Reviews provided by RottenTomatoes
It's so self-serious at times, it'll prompt you to laugh out loud at moments that aren't supposed to be funny. Which is a total letdown because, theoretically, this is Michael Mann's pure, true vision.
The pacing and proportion of Heat (1995) and the feeling for place and character evident in Collateral (2004) have been tossed aside for a routine plot in which vice cops Colin Farrell and Jamie Foxx pose as drug dealers.
Ebert & Roeper:
Mann is the master of nighttime digital photography, and he fills the screen with stunning images and some intricately choreographed shoot-out scenes that I just loved.
... it's a little perverse that the big-screen adaptation of Miami Vice, an '80s cop show remembered for its decadent beachfront locales and pastel color scheme, turns out to be the summer's least frivolous movie.
Compared with Mann's other films, Miami Vice lacks the slam-bang set pieces of Heat and the human dynamic of Collateral.
Los Angeles Times:
While the moviemaking in Miami Vice is impeccable as always, its story finally turns out to be too flimsy a reed to support all of the weight put on it.
Christian Science Monitor:
Mann knows how to make a movie move, and there are sequences in Miami Vice, such as that initial nightclub rumble, that are like swirling fantasias.
The film, like its oddly rumbling sky, promises more than it ever delivers. Granted, it can look cool. But more often, as we wait for the lightning that never arrives, it frustrates.
Miami Vice, as entertaining as some of it is, is so cool that it's almost too cool. It takes the sin, and much of the juice, out of vice.
Detroit Free Press:
Perhaps had they been given a script, a purpose or a mission, Miami Vice the movie might have been something worthy of the talented Mann's attention.
Dallas Morning News:
The new Miami Vice movie is not designed to leave audiences in a partying mood. On its own terms, though, it's frequently worthy of cheers.
This is more of a thinking man's action flick -- a small, intense film made on a giant canvas that finds Mann experimenting with and pushing at the boundaries of mainstream filmmaking.
From start to finish, even when you're not sure what's going on or what's being said, you're pulled deep into its vortex of sultry intrigue and unhinged ferocity.

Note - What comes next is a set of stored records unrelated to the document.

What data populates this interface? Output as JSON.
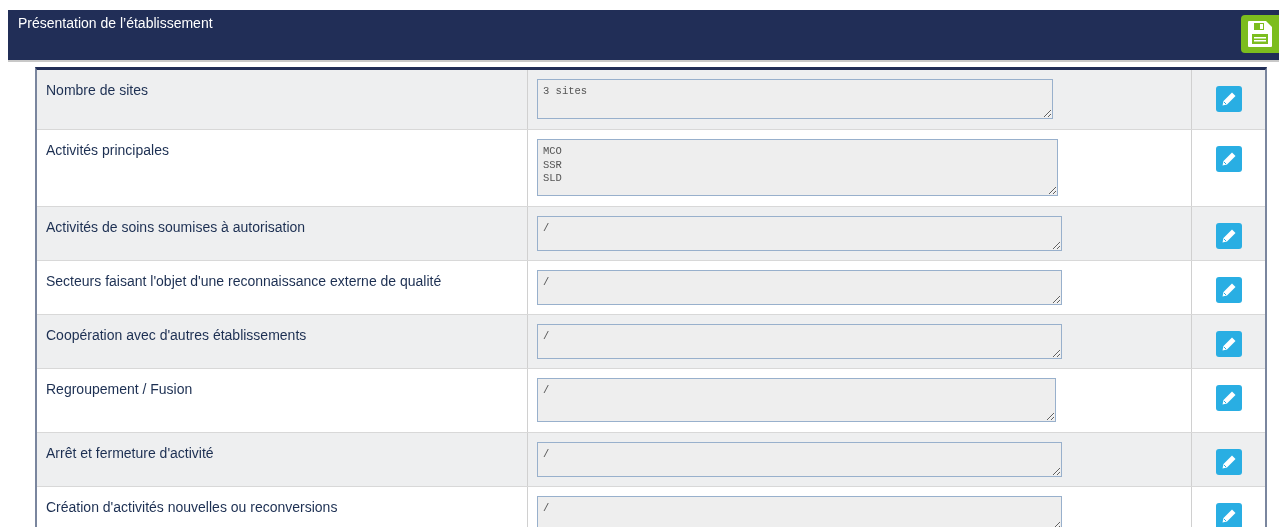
{
  "panel": {
    "title": "Présentation de l’établissement"
  },
  "rows": [
    {
      "label": "Nombre de sites",
      "value": "3 sites"
    },
    {
      "label": "Activités principales",
      "value": "MCO\nSSR\nSLD"
    },
    {
      "label": "Activités de soins soumises à autorisation",
      "value": "/"
    },
    {
      "label": "Secteurs faisant l'objet d'une reconnaissance externe de qualité",
      "value": "/"
    },
    {
      "label": "Coopération avec d'autres établissements",
      "value": "/"
    },
    {
      "label": "Regroupement / Fusion",
      "value": "/"
    },
    {
      "label": "Arrêt et fermeture d'activité",
      "value": "/"
    },
    {
      "label": "Création d'activités nouvelles ou reconversions",
      "value": "/"
    }
  ]
}
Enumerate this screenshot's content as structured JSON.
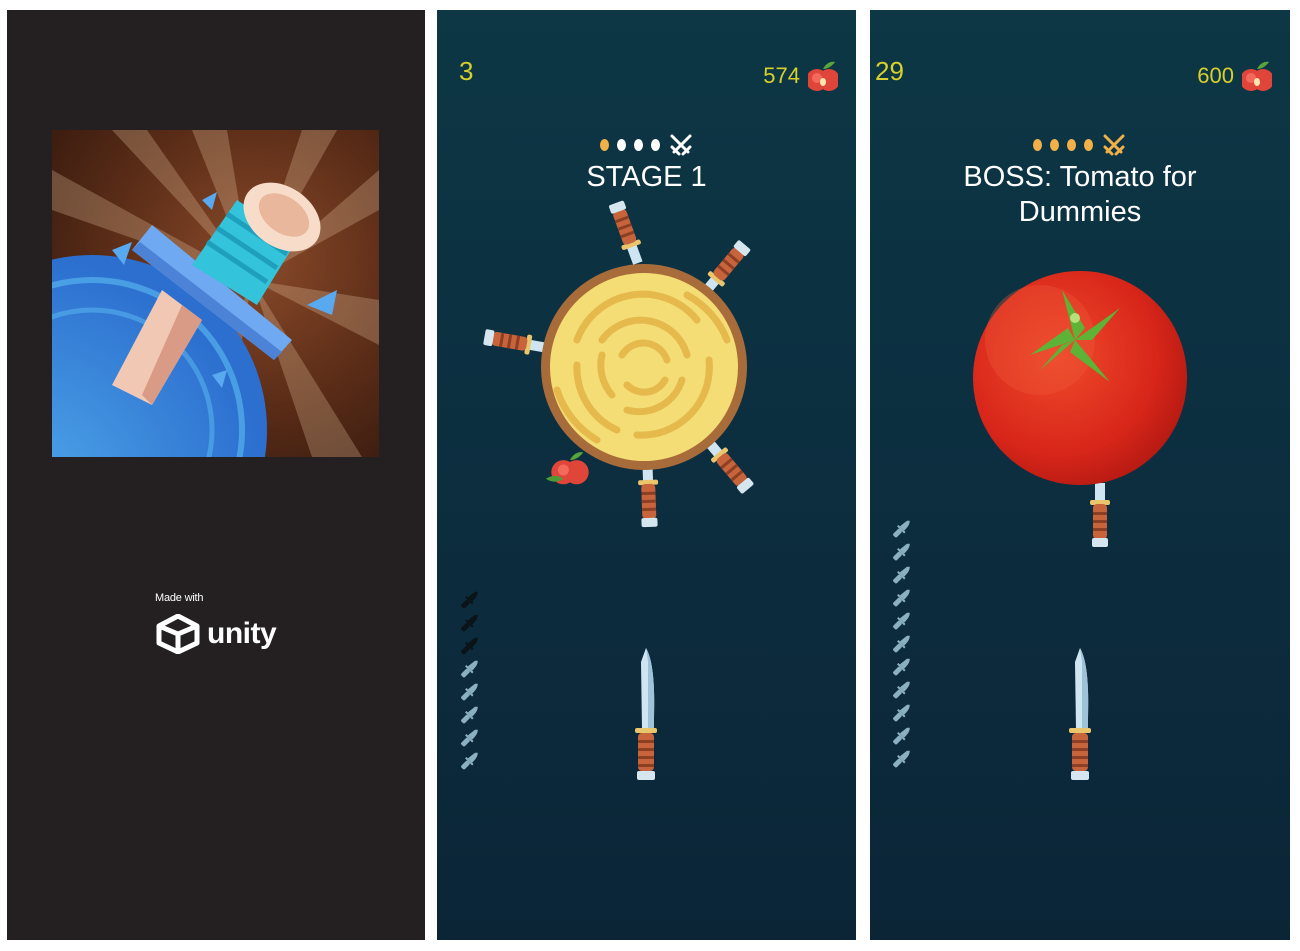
{
  "splash": {
    "made_with": "Made with",
    "engine": "unity"
  },
  "stage": {
    "score": "3",
    "apples": "574",
    "title": "STAGE 1",
    "progress": [
      "done",
      "todo",
      "todo",
      "todo"
    ],
    "boss_icon_color": "#ffffff",
    "knives_total": 8,
    "knives_used": 3
  },
  "boss": {
    "score": "29",
    "apples": "600",
    "title_line1": "BOSS: Tomato for",
    "title_line2": "Dummies",
    "progress": [
      "done",
      "done",
      "done",
      "done"
    ],
    "boss_icon_color": "#f2b049",
    "knives_total": 11,
    "knives_used": 0
  },
  "colors": {
    "score_yellow": "#d7cf2c",
    "dot_done": "#f2b049",
    "mini_knife_remaining": "#8bb0c2",
    "mini_knife_used": "#0a1418"
  }
}
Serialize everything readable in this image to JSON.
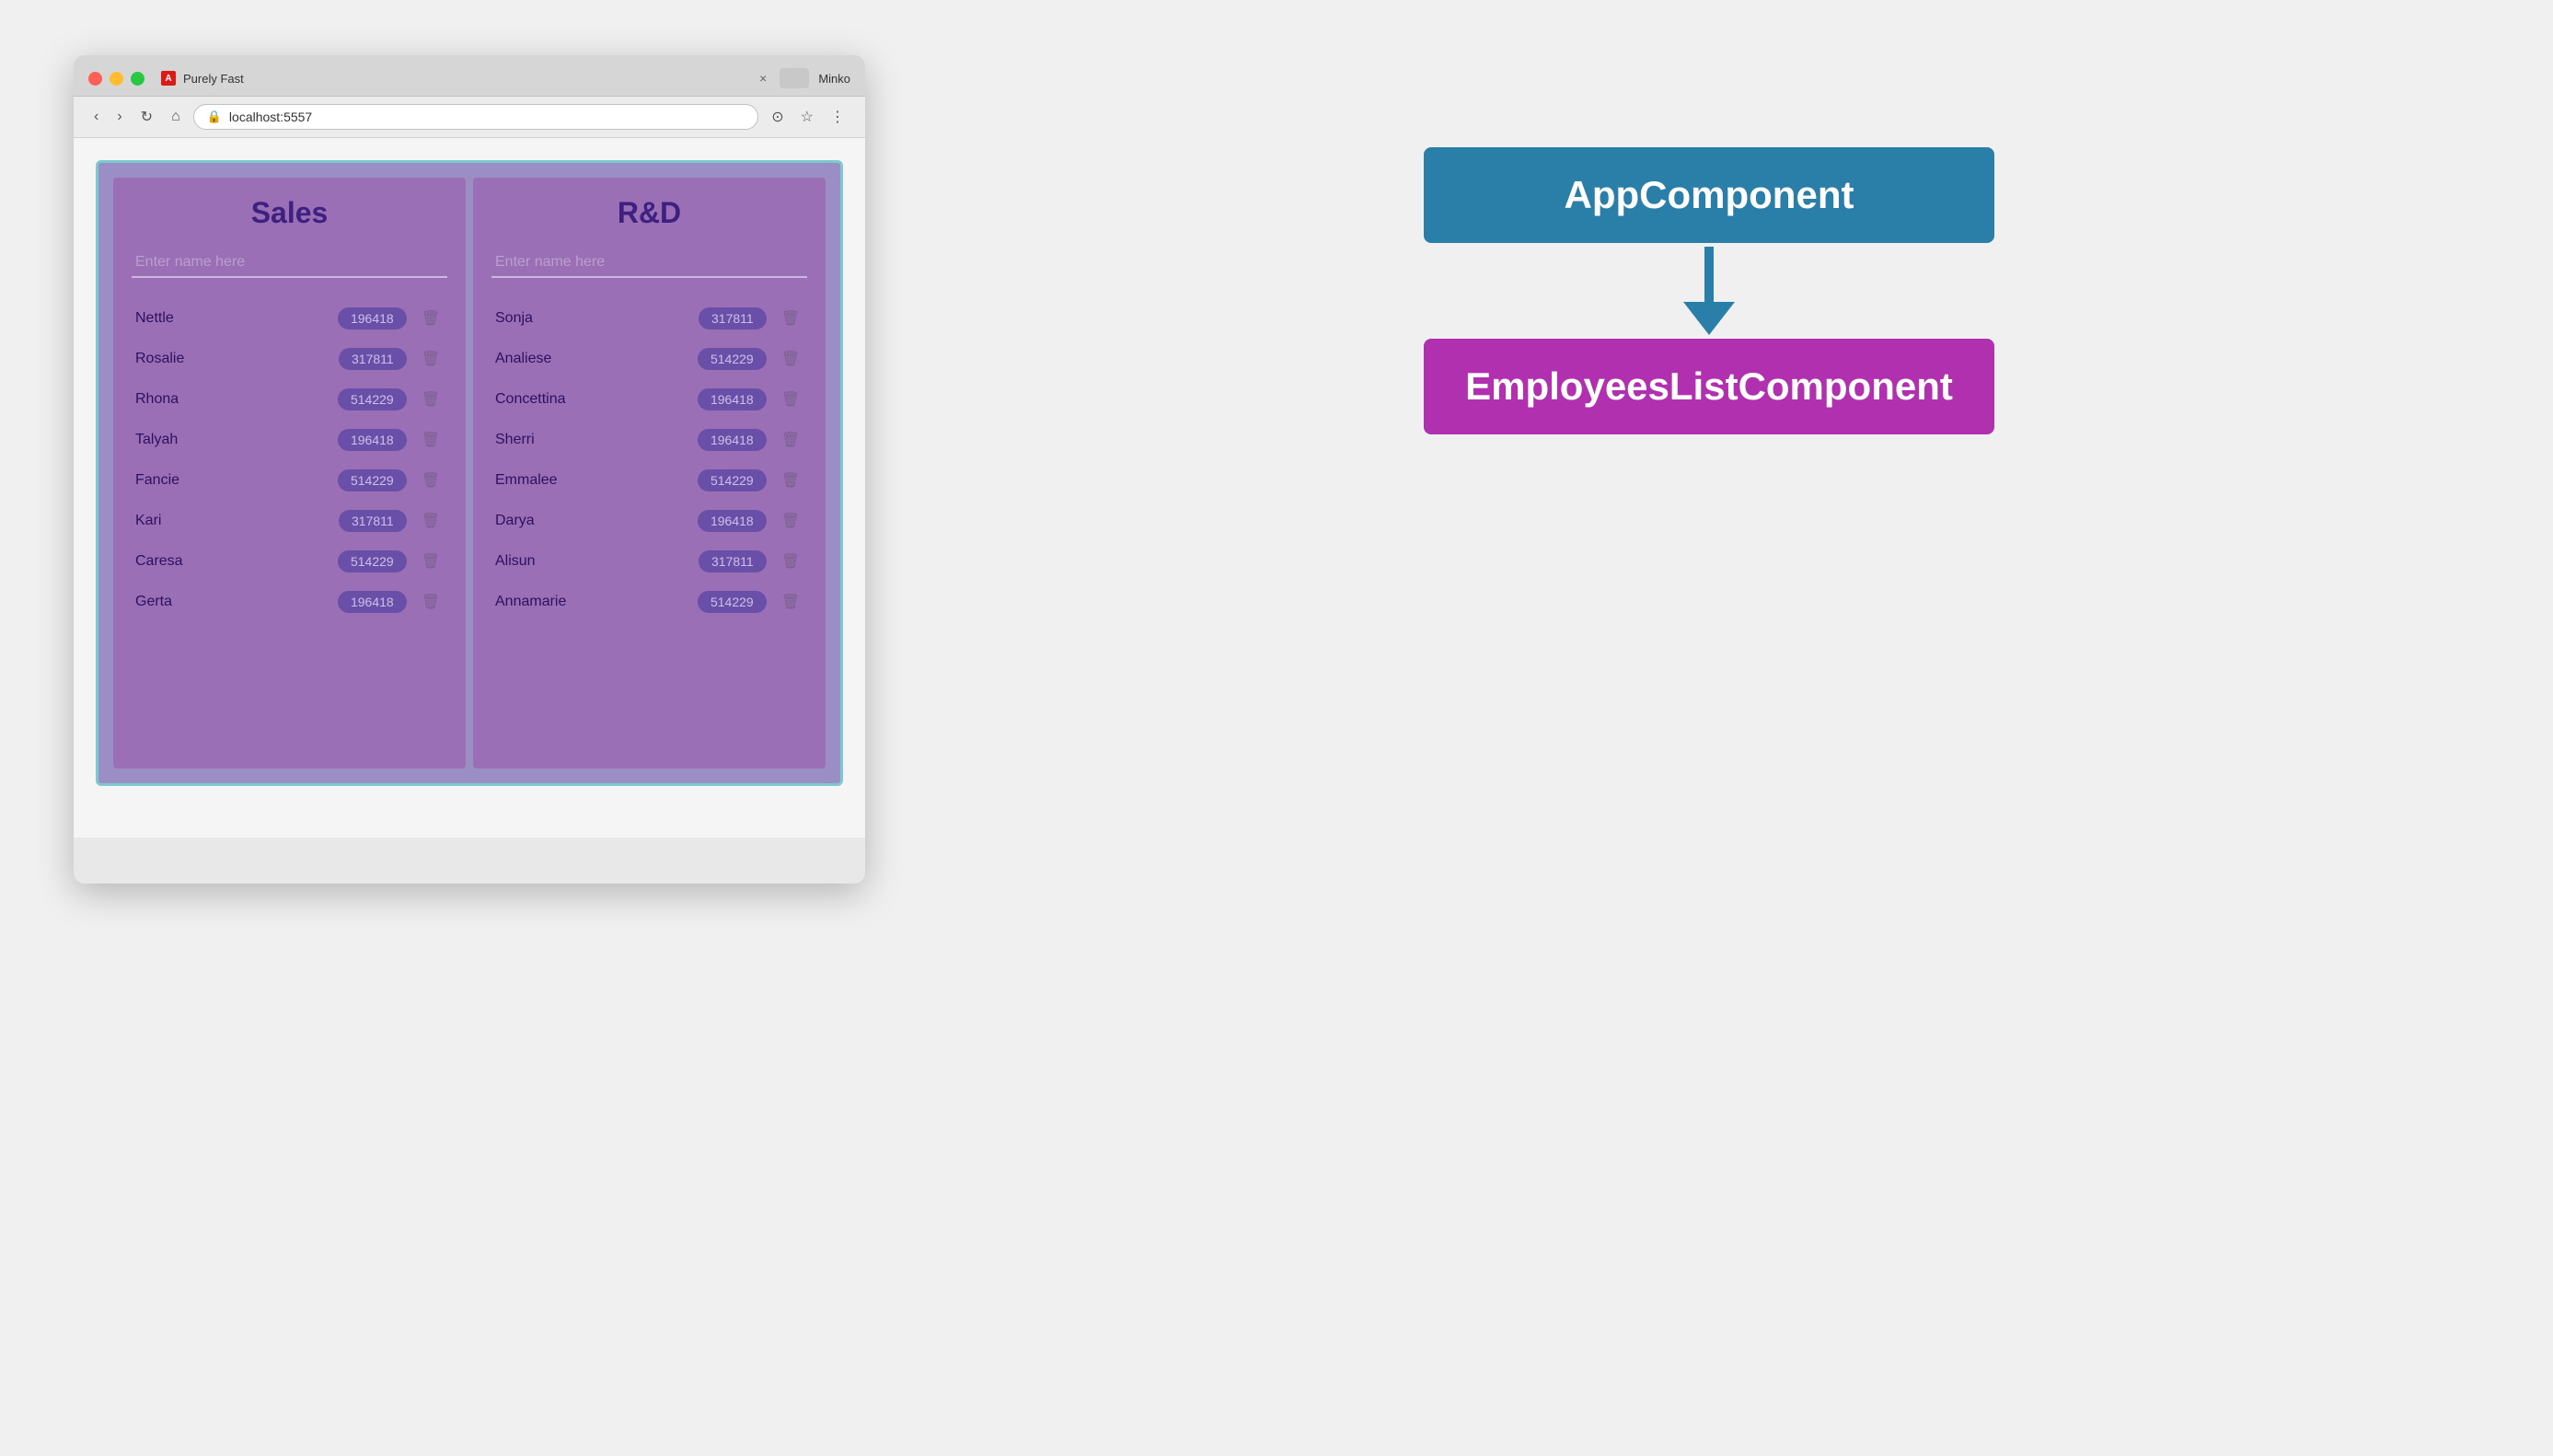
{
  "browser": {
    "tab_label": "Purely Fast",
    "tab_close": "×",
    "url": "localhost:5557",
    "user": "Minko"
  },
  "toolbar": {
    "back": "‹",
    "forward": "›",
    "refresh": "↻",
    "home": "⌂"
  },
  "sales": {
    "title": "Sales",
    "input_placeholder": "Enter name here",
    "employees": [
      {
        "name": "Nettle",
        "badge": "196418"
      },
      {
        "name": "Rosalie",
        "badge": "317811"
      },
      {
        "name": "Rhona",
        "badge": "514229"
      },
      {
        "name": "Talyah",
        "badge": "196418"
      },
      {
        "name": "Fancie",
        "badge": "514229"
      },
      {
        "name": "Kari",
        "badge": "317811"
      },
      {
        "name": "Caresa",
        "badge": "514229"
      },
      {
        "name": "Gerta",
        "badge": "196418"
      }
    ]
  },
  "rnd": {
    "title": "R&D",
    "input_placeholder": "Enter name here",
    "employees": [
      {
        "name": "Sonja",
        "badge": "317811"
      },
      {
        "name": "Analiese",
        "badge": "514229"
      },
      {
        "name": "Concettina",
        "badge": "196418"
      },
      {
        "name": "Sherri",
        "badge": "196418"
      },
      {
        "name": "Emmalee",
        "badge": "514229"
      },
      {
        "name": "Darya",
        "badge": "196418"
      },
      {
        "name": "Alisun",
        "badge": "317811"
      },
      {
        "name": "Annamarie",
        "badge": "514229"
      }
    ]
  },
  "diagram": {
    "app_component": "AppComponent",
    "employees_component": "EmployeesListComponent"
  }
}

Miami Vice delivers the thrills, atmosphere and romance it promises, but it doesn't resonate like major Mann.
It offers a good amount of crowd-pleasing action, but the story is convoluted and the heroes are scowling mannequins.
New York Daily News:
Miami Vice is the last of the predicted summer blockbusters, and it delivers a reasonable amount of popcorn excitement.
New York Observer:
I enjoyed Mr. Mann's new Miami Vice from its first ravishing frame to the last, but I can't say that very much of it made sense -- but then, neither do the daily headlines.
As cop movies go, Miami Vice does interesting things with unoriginal material.
This somber action picture bravely defies expectations and gives us something wholly new.
It's a measure of Michael Mann's gift as a filmmaker that he manages to make stuff you'd never want to do in real life -- like grinding against Colin Farrell in a sweaty nightclub, or exchanging gunfire with Nazi supremacists -- seem strangely appealing.
While this Vice isn't in the same league as Mann's Collateral (2004) or Heat (1995), it's a gritty, ultra-dark thriller, and it contains two of the best 'kill shot' scenes in recent years.
Globe and Mail:
Sensual and scary, the movie is so visually textured you feel as though you're brushing against the screen.
Mann is good at action, especially when it comes to surprises -- the sudden blossoming of blood behind a gunned-down bad guy, the mighty explosion that we aren't expecting.
Vice revels in the creative latitude that an R-rated feature provides without departing from the show's rudimentary structure.
In a career marked by an obsession with the intricacies of law enforcement and criminal activity, this may be Mann's most brutally efficient policier yet.
The worst news about Miami Vice is that Colin Farrell and Jamie Foxx, replacing Don Johnson and Philip Michael Thomas in the key roles, don't hold a candle, a flashlight, a freakin' match to the original guys.